YOUR INSTRUCTIONS
Look through the listing below for lines containing "icon". State how many there are, and nothing else.

SUPPLIED MATERIAL
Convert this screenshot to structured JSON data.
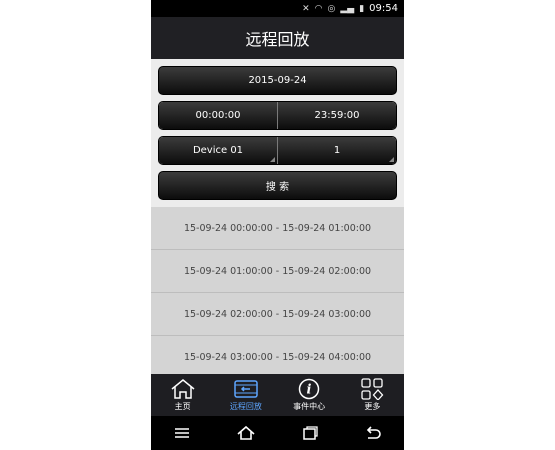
{
  "status_bar": {
    "time": "09:54"
  },
  "header": {
    "title": "远程回放"
  },
  "form": {
    "date": "2015-09-24",
    "start_time": "00:00:00",
    "end_time": "23:59:00",
    "device": "Device 01",
    "channel": "1",
    "search_label": "搜 索"
  },
  "results": [
    "15-09-24 00:00:00 - 15-09-24 01:00:00",
    "15-09-24 01:00:00 - 15-09-24 02:00:00",
    "15-09-24 02:00:00 - 15-09-24 03:00:00",
    "15-09-24 03:00:00 - 15-09-24 04:00:00"
  ],
  "tabs": [
    {
      "label": "主页",
      "icon": "home-icon"
    },
    {
      "label": "远程回放",
      "icon": "playback-icon"
    },
    {
      "label": "事件中心",
      "icon": "info-icon"
    },
    {
      "label": "更多",
      "icon": "more-grid-icon"
    }
  ],
  "active_tab": "远程回放",
  "colors": {
    "accent": "#5ea6ff",
    "bar": "#1e1e22",
    "list_bg": "#d4d4d4"
  }
}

RESULT FOR THIS EXERCISE
4